Refugee family’s flight from hell
Until war came to their country Hassan and Shaza Matni had perfect lives.
Living in the centre of the beautiful and ancient city of Homs, the couple had successful careers – Hassan as an engineer and Shaza as an architect.
They owned their house and had active social life and doted on their two children.
“Our life was successful. I had a very good job as an engineer,” Hassan said.
“In the last two years for the war I had my own company and contracted for work,” he said.
“At that time we would never have thought about leaving Syria. We owned a house, we both were happy in our work,” Hassan said.
The Matni family lived in a largely Christian enclave in the city.

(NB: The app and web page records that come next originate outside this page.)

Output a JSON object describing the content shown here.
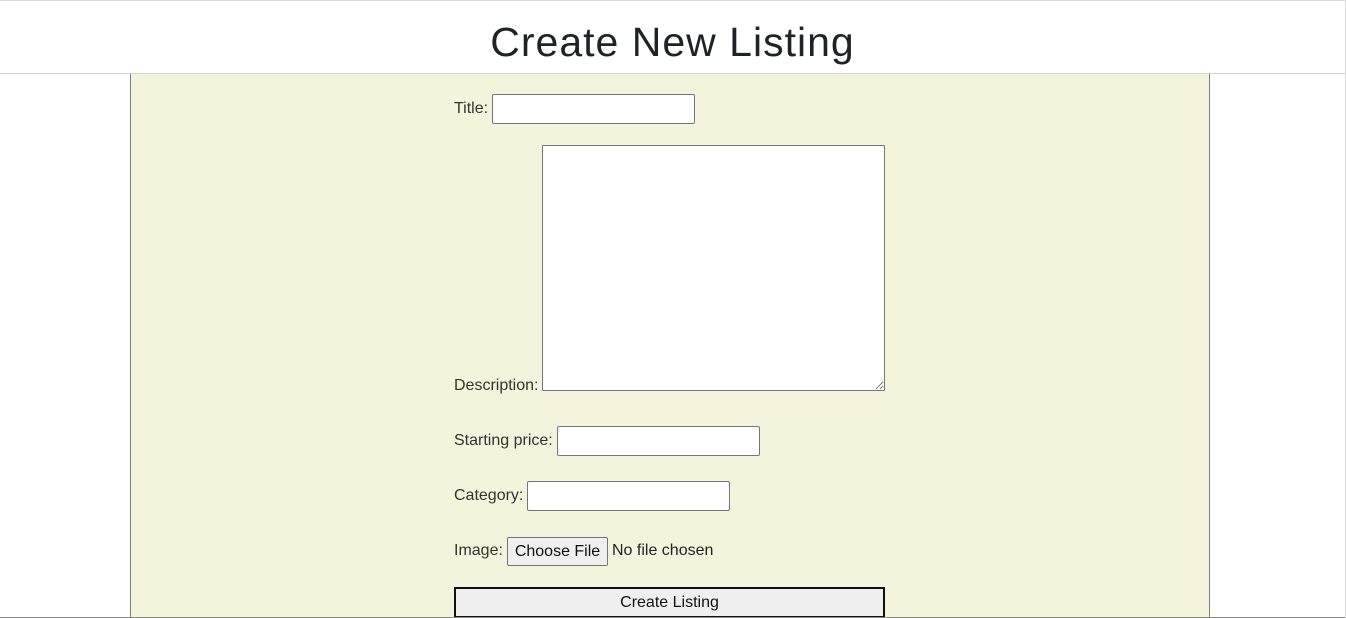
{
  "header": {
    "title": "Create New Listing"
  },
  "form": {
    "title_label": "Title:",
    "title_value": "",
    "description_label": "Description:",
    "description_value": "",
    "starting_price_label": "Starting price:",
    "starting_price_value": "",
    "category_label": "Category:",
    "category_value": "",
    "image_label": "Image:",
    "choose_file_label": "Choose File",
    "no_file_text": "No file chosen",
    "submit_label": "Create Listing"
  },
  "colors": {
    "form_background": "#f4f4dc",
    "page_background": "#ffffff"
  }
}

“Even as Christians in Syria, we had no problems. We had all of our rights and we had no problem with nearby Muslim communities,” Hassan said.
But when war came in 2011 everything changed.

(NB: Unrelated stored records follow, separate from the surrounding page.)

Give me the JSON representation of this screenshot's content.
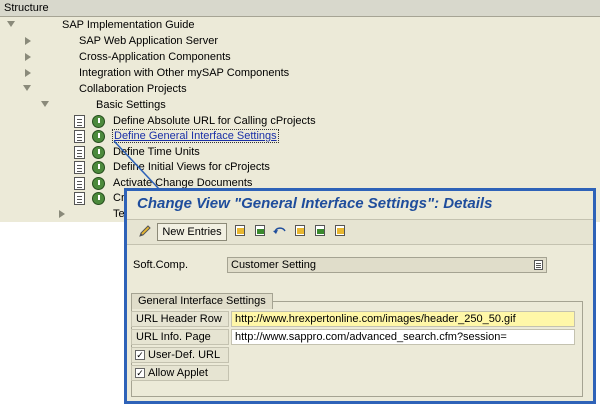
{
  "tree": {
    "header": "Structure",
    "items": [
      {
        "label": "SAP Implementation Guide"
      },
      {
        "label": "SAP Web Application Server"
      },
      {
        "label": "Cross-Application Components"
      },
      {
        "label": "Integration with Other mySAP Components"
      },
      {
        "label": "Collaboration Projects"
      },
      {
        "label": "Basic Settings"
      },
      {
        "label": "Define Absolute URL for Calling cProjects"
      },
      {
        "label": "Define General Interface Settings"
      },
      {
        "label": "Define Time Units"
      },
      {
        "label": "Define Initial Views for cProjects"
      },
      {
        "label": "Activate Change Documents"
      },
      {
        "label": "Cr"
      },
      {
        "label": "Te"
      }
    ]
  },
  "popup": {
    "title": "Change View \"General Interface Settings\": Details",
    "toolbar": {
      "new_entries_label": "New Entries"
    },
    "soft_comp": {
      "label": "Soft.Comp.",
      "value": "Customer Setting"
    },
    "group": {
      "title": "General Interface Settings",
      "url_header_row_label": "URL Header Row",
      "url_header_row_value": "http://www.hrexpertonline.com/images/header_250_50.gif",
      "url_info_page_label": "URL Info. Page",
      "url_info_page_value": "http://www.sappro.com/advanced_search.cfm?session=",
      "user_def_url_label": "User-Def. URL",
      "user_def_url_checked": true,
      "allow_applet_label": "Allow Applet",
      "allow_applet_checked": true
    }
  },
  "colors": {
    "popup_border": "#2e62b8",
    "title_color": "#1f4d9c",
    "link_color": "#1a2fa8",
    "highlight_field": "#fff7a8",
    "activity_icon": "#4c8a3c"
  }
}
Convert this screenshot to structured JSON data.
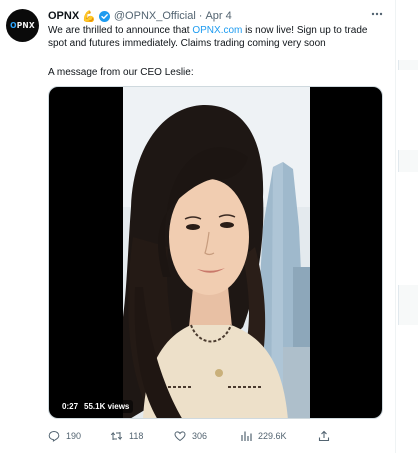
{
  "tweet": {
    "author_name": "OPNX",
    "emoji": "💪",
    "handle": "@OPNX_Official",
    "separator": "·",
    "date": "Apr 4",
    "more_icon": "more-dots-icon",
    "avatar_logo": {
      "part1": "O",
      "part2": "PNX"
    },
    "body": {
      "part1": "We are thrilled to announce that ",
      "link": "OPNX.com",
      "part2": " is now live! Sign up to trade",
      "line2": "spot and futures immediately. Claims trading coming very soon"
    },
    "ceo_line": "A message from our CEO Leslie:",
    "video": {
      "elapsed": "0:27",
      "views": "55.1K views"
    },
    "actions": {
      "replies": "190",
      "retweets": "118",
      "likes": "306",
      "views": "229.6K"
    }
  },
  "colors": {
    "link": "#1d9bf0",
    "verified": "#1d9bf0",
    "secondary_text": "#536471",
    "primary_text": "#0f1419"
  }
}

“People who were our neighbours before the war became extremists. Some of these people used to visit us socially,” Shaza said.
“We just don’t know what happened. Suddenly they became violent and were inciting others to take up the mentality of ISIS,” she said.
The couple believe that forces outside Syria were supplying these newly minted extremists with weapons and money.
“There was a lot of money involved. You need a big budget to start this kind of violence. You even had satellite channels telling the terrorists to kill Christians and burn everything.
“Meanwhile, our government said we should continue life as usual,” Shaza said.
But that was easier said than done and even the school pick up became a life and death exercise.
“M my son’s grade one school called and said ‘come and get you kids – we can’t protect them’,” Hassan said.
“I was literally running to pick up the kids,” he said.
At this time around 200,000 Christians began leaving Homs. One Christian area called Hamidie was surrounded by Sunni terrorists who were attacking Christians and occupying empty buildings.
On one occasion as he drove from work to home, Hassan passed through a virtual battle zone.
“I was driving in at 140 kph in a 40 kph zone with bullets flying over my head,” he said.
“The next morning we packed a few things and we left. Our area was occupied by terrorists for the next two years and our home was destroyed.
“We lost everything,” he said.
The family moved to Tartous a, a relatively safe city on Syria’s Mediterranean coast.
Hassan got a short term contract to work as an engineer in Nigeria while Shaza and the children stayed behind.
During that time, the family’s car was stolen.
And, when Hassan retuned home things had worsened in Syria.
“Life was very difficult. The security situation was getting worse – there were two large bombings in the city – so things were not safe anymore and things were very expensive,” he said.
“We were living to just to sustain life. We had not real hope for the future and we didn’t know if we would survive the next week. And for Christians it became very dangerous to stay and impossible to leave because the government would not give us visas,” Hassan said.
Eventually, the family was able to get to Lebanon where they lived a precarious existence.
“We were in Lebanon for eight months and life was terrible. We could not work and we spent all of our savings just to live. Our kids could not go to school,” Shaza said.
“We were just waiting for the chance to leave,” she said.
In 2016 the family were granted a humanitarian visa and came to Australia last year.
“We are grateful to be here, the people here are very friendly and welcoming,” Shaza said.
“Our kids love the school they go to. They have settled well and have made new friends and we are trying to connect more with the broader community here,” she said.
Shaza volunteers at the school and daughter Rita recently sang in a school festival. Hassan is a member of the Choir of Hard Knocks.
But the Matnis worry about their parents still in Syria and Lebanon.
“We worry about them and we would love to be able to bring them to safety,’ she said.
AMES Australia Senior Journalist